[Material provided Boundary: Start]
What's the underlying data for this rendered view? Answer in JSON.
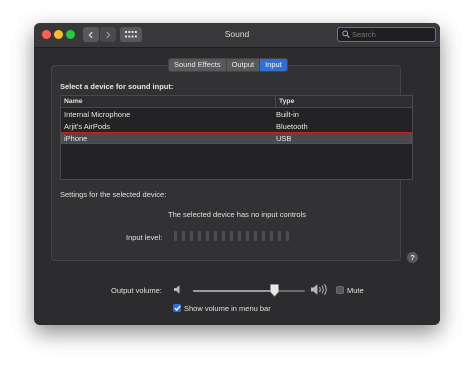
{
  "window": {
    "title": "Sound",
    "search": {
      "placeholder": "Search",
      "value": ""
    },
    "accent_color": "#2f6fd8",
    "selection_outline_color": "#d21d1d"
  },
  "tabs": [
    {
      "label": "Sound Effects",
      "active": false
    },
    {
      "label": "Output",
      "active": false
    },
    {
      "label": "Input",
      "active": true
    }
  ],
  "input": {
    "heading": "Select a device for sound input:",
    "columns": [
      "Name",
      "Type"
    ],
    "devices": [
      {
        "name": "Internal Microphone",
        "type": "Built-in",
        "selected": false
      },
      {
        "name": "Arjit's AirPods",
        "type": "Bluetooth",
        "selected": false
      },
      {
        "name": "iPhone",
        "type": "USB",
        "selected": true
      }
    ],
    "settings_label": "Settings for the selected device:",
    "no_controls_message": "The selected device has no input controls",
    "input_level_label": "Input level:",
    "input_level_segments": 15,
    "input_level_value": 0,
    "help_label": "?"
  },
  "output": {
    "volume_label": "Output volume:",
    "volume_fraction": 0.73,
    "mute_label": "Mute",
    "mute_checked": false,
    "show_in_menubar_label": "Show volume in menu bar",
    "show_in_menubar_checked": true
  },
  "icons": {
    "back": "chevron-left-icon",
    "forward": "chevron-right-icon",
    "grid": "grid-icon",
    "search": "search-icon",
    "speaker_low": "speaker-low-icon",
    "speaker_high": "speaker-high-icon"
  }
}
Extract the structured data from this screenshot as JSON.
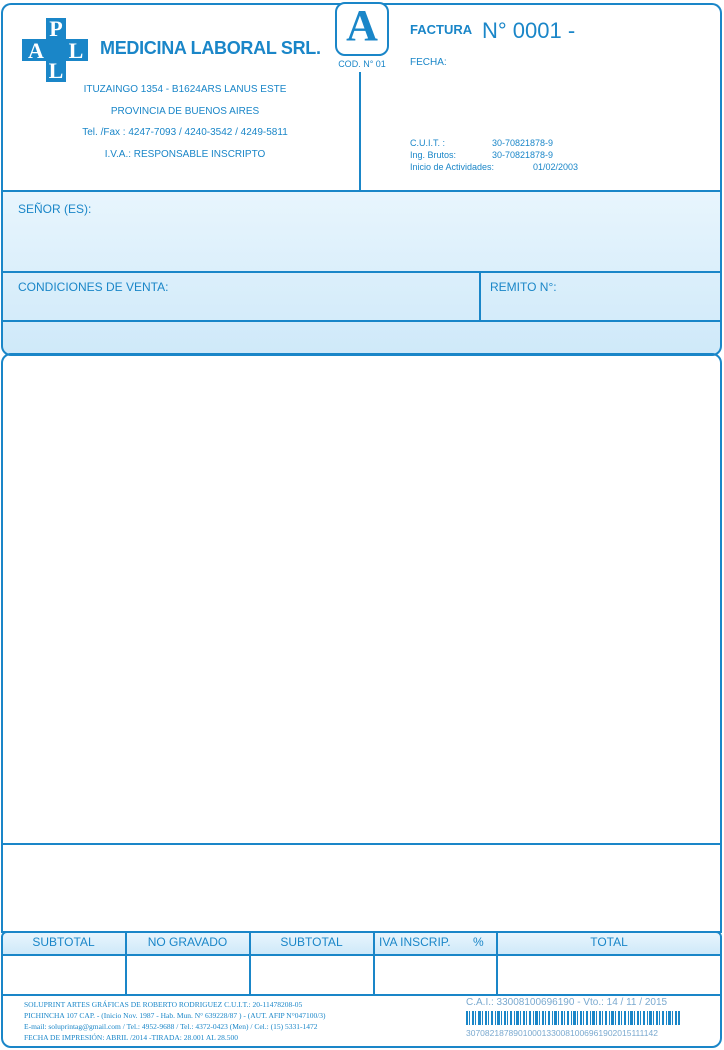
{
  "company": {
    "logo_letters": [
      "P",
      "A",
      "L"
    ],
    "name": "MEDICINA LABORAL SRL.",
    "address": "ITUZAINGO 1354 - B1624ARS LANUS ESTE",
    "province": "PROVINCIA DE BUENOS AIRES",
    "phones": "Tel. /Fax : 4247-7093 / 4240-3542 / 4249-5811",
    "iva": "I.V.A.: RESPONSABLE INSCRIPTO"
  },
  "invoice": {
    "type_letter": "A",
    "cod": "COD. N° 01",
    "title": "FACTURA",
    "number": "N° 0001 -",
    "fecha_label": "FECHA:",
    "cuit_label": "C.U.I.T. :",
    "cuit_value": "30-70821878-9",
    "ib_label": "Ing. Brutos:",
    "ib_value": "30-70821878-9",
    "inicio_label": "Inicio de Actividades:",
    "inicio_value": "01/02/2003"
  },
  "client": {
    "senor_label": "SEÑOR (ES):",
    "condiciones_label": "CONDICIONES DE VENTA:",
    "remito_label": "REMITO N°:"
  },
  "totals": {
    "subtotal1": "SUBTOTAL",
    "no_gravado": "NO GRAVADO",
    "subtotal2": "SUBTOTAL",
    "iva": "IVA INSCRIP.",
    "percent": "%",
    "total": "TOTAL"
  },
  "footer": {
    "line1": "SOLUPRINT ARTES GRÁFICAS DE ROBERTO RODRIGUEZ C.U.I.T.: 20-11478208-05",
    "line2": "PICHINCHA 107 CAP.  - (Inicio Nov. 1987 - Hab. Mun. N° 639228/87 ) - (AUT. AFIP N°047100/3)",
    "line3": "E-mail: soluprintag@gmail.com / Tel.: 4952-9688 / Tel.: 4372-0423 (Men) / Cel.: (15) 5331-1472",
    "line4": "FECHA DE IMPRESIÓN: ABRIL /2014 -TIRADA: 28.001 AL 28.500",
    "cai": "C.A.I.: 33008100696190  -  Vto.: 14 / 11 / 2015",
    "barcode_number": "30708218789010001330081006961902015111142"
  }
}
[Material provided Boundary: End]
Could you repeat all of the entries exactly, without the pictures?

- **Reply**:
What's the underlying data for this rendered view? Answer in JSON.
{
  "window": {
    "title": "Sound",
    "search": {
      "placeholder": "Search",
      "value": ""
    },
    "accent_color": "#2f6fd8",
    "selection_outline_color": "#d21d1d"
  },
  "tabs": [
    {
      "label": "Sound Effects",
      "active": false
    },
    {
      "label": "Output",
      "active": false
    },
    {
      "label": "Input",
      "active": true
    }
  ],
  "input": {
    "heading": "Select a device for sound input:",
    "columns": [
      "Name",
      "Type"
    ],
    "devices": [
      {
        "name": "Internal Microphone",
        "type": "Built-in",
        "selected": false
      },
      {
        "name": "Arjit's AirPods",
        "type": "Bluetooth",
        "selected": false
      },
      {
        "name": "iPhone",
        "type": "USB",
        "selected": true
      }
    ],
    "settings_label": "Settings for the selected device:",
    "no_controls_message": "The selected device has no input controls",
    "input_level_label": "Input level:",
    "input_level_segments": 15,
    "input_level_value": 0,
    "help_label": "?"
  },
  "output": {
    "volume_label": "Output volume:",
    "volume_fraction": 0.73,
    "mute_label": "Mute",
    "mute_checked": false,
    "show_in_menubar_label": "Show volume in menu bar",
    "show_in_menubar_checked": true
  },
  "icons": {
    "back": "chevron-left-icon",
    "forward": "chevron-right-icon",
    "grid": "grid-icon",
    "search": "search-icon",
    "speaker_low": "speaker-low-icon",
    "speaker_high": "speaker-high-icon"
  }
}
Extract the structured data from this screenshot as JSON.
{
  "company": {
    "logo_letters": [
      "P",
      "A",
      "L"
    ],
    "name": "MEDICINA LABORAL SRL.",
    "address": "ITUZAINGO 1354 - B1624ARS LANUS ESTE",
    "province": "PROVINCIA DE BUENOS AIRES",
    "phones": "Tel. /Fax : 4247-7093 / 4240-3542 / 4249-5811",
    "iva": "I.V.A.: RESPONSABLE INSCRIPTO"
  },
  "invoice": {
    "type_letter": "A",
    "cod": "COD. N° 01",
    "title": "FACTURA",
    "number": "N° 0001 -",
    "fecha_label": "FECHA:",
    "cuit_label": "C.U.I.T. :",
    "cuit_value": "30-70821878-9",
    "ib_label": "Ing. Brutos:",
    "ib_value": "30-70821878-9",
    "inicio_label": "Inicio de Actividades:",
    "inicio_value": "01/02/2003"
  },
  "client": {
    "senor_label": "SEÑOR (ES):",
    "condiciones_label": "CONDICIONES DE VENTA:",
    "remito_label": "REMITO N°:"
  },
  "totals": {
    "subtotal1": "SUBTOTAL",
    "no_gravado": "NO GRAVADO",
    "subtotal2": "SUBTOTAL",
    "iva": "IVA INSCRIP.",
    "percent": "%",
    "total": "TOTAL"
  },
  "footer": {
    "line1": "SOLUPRINT ARTES GRÁFICAS DE ROBERTO RODRIGUEZ C.U.I.T.: 20-11478208-05",
    "line2": "PICHINCHA 107 CAP.  - (Inicio Nov. 1987 - Hab. Mun. N° 639228/87 ) - (AUT. AFIP N°047100/3)",
    "line3": "E-mail: soluprintag@gmail.com / Tel.: 4952-9688 / Tel.: 4372-0423 (Men) / Cel.: (15) 5331-1472",
    "line4": "FECHA DE IMPRESIÓN: ABRIL /2014 -TIRADA: 28.001 AL 28.500",
    "cai": "C.A.I.: 33008100696190  -  Vto.: 14 / 11 / 2015",
    "barcode_number": "30708218789010001330081006961902015111142"
  }
}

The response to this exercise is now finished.